Try it:
Please restate the data exactly, from the first line to the last.

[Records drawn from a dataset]
#####

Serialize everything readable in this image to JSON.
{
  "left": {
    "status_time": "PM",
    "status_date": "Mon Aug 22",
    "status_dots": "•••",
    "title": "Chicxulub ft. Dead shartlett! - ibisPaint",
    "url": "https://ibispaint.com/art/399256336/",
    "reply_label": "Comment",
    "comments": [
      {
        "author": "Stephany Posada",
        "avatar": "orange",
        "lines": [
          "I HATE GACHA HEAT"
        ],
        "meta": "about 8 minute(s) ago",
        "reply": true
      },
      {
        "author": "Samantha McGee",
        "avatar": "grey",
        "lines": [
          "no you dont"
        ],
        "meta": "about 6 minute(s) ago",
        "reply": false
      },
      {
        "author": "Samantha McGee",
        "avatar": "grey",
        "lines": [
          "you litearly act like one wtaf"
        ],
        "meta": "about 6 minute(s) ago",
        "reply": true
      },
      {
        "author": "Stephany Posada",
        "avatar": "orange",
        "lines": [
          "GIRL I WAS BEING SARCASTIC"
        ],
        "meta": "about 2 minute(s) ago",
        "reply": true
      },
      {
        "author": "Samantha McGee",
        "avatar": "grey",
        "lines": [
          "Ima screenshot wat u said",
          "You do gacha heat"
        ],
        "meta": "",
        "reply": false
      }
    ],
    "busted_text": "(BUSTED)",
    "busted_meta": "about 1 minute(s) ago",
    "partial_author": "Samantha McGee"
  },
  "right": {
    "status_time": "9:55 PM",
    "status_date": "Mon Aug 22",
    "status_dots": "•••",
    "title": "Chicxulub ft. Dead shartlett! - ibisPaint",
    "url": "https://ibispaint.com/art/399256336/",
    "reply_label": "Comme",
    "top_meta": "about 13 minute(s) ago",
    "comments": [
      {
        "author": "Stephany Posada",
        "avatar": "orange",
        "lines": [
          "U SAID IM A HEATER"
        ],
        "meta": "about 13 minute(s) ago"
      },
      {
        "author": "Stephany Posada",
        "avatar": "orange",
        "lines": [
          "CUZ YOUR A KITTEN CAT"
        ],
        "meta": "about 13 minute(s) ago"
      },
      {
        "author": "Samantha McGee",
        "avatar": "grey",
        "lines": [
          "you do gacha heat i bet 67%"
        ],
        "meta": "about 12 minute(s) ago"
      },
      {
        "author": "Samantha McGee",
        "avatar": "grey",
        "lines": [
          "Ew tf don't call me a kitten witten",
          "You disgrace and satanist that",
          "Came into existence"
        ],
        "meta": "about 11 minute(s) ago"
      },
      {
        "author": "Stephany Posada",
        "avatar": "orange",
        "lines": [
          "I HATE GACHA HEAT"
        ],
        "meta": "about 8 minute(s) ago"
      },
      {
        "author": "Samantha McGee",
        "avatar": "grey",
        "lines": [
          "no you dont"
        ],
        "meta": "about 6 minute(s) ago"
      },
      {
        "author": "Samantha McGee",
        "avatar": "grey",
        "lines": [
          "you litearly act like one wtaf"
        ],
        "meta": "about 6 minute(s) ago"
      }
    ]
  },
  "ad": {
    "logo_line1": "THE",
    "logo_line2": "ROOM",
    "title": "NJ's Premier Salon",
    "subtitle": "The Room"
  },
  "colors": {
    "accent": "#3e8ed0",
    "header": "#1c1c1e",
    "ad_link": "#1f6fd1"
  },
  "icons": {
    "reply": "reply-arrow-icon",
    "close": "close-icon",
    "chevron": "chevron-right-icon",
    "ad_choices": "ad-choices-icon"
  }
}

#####

Response to this exercise:
Serialize everything readable in this image to JSON.
{
  "left": {
    "status_time": "PM",
    "status_date": "Mon Aug 22",
    "status_dots": "•••",
    "title": "Chicxulub ft. Dead shartlett! - ibisPaint",
    "url": "https://ibispaint.com/art/399256336/",
    "reply_label": "Comment",
    "comments": [
      {
        "author": "Stephany Posada",
        "avatar": "orange",
        "lines": [
          "I HATE GACHA HEAT"
        ],
        "meta": "about 8 minute(s) ago",
        "reply": true
      },
      {
        "author": "Samantha McGee",
        "avatar": "grey",
        "lines": [
          "no you dont"
        ],
        "meta": "about 6 minute(s) ago",
        "reply": false
      },
      {
        "author": "Samantha McGee",
        "avatar": "grey",
        "lines": [
          "you litearly act like one wtaf"
        ],
        "meta": "about 6 minute(s) ago",
        "reply": true
      },
      {
        "author": "Stephany Posada",
        "avatar": "orange",
        "lines": [
          "GIRL I WAS BEING SARCASTIC"
        ],
        "meta": "about 2 minute(s) ago",
        "reply": true
      },
      {
        "author": "Samantha McGee",
        "avatar": "grey",
        "lines": [
          "Ima screenshot wat u said",
          "You do gacha heat"
        ],
        "meta": "",
        "reply": false
      }
    ],
    "busted_text": "(BUSTED)",
    "busted_meta": "about 1 minute(s) ago",
    "partial_author": "Samantha McGee"
  },
  "right": {
    "status_time": "9:55 PM",
    "status_date": "Mon Aug 22",
    "status_dots": "•••",
    "title": "Chicxulub ft. Dead shartlett! - ibisPaint",
    "url": "https://ibispaint.com/art/399256336/",
    "reply_label": "Comme",
    "top_meta": "about 13 minute(s) ago",
    "comments": [
      {
        "author": "Stephany Posada",
        "avatar": "orange",
        "lines": [
          "U SAID IM A HEATER"
        ],
        "meta": "about 13 minute(s) ago"
      },
      {
        "author": "Stephany Posada",
        "avatar": "orange",
        "lines": [
          "CUZ YOUR A KITTEN CAT"
        ],
        "meta": "about 13 minute(s) ago"
      },
      {
        "author": "Samantha McGee",
        "avatar": "grey",
        "lines": [
          "you do gacha heat i bet 67%"
        ],
        "meta": "about 12 minute(s) ago"
      },
      {
        "author": "Samantha McGee",
        "avatar": "grey",
        "lines": [
          "Ew tf don't call me a kitten witten",
          "You disgrace and satanist that",
          "Came into existence"
        ],
        "meta": "about 11 minute(s) ago"
      },
      {
        "author": "Stephany Posada",
        "avatar": "orange",
        "lines": [
          "I HATE GACHA HEAT"
        ],
        "meta": "about 8 minute(s) ago"
      },
      {
        "author": "Samantha McGee",
        "avatar": "grey",
        "lines": [
          "no you dont"
        ],
        "meta": "about 6 minute(s) ago"
      },
      {
        "author": "Samantha McGee",
        "avatar": "grey",
        "lines": [
          "you litearly act like one wtaf"
        ],
        "meta": "about 6 minute(s) ago"
      }
    ]
  },
  "ad": {
    "logo_line1": "THE",
    "logo_line2": "ROOM",
    "title": "NJ's Premier Salon",
    "subtitle": "The Room"
  },
  "colors": {
    "accent": "#3e8ed0",
    "header": "#1c1c1e",
    "ad_link": "#1f6fd1"
  },
  "icons": {
    "reply": "reply-arrow-icon",
    "close": "close-icon",
    "chevron": "chevron-right-icon",
    "ad_choices": "ad-choices-icon"
  }
}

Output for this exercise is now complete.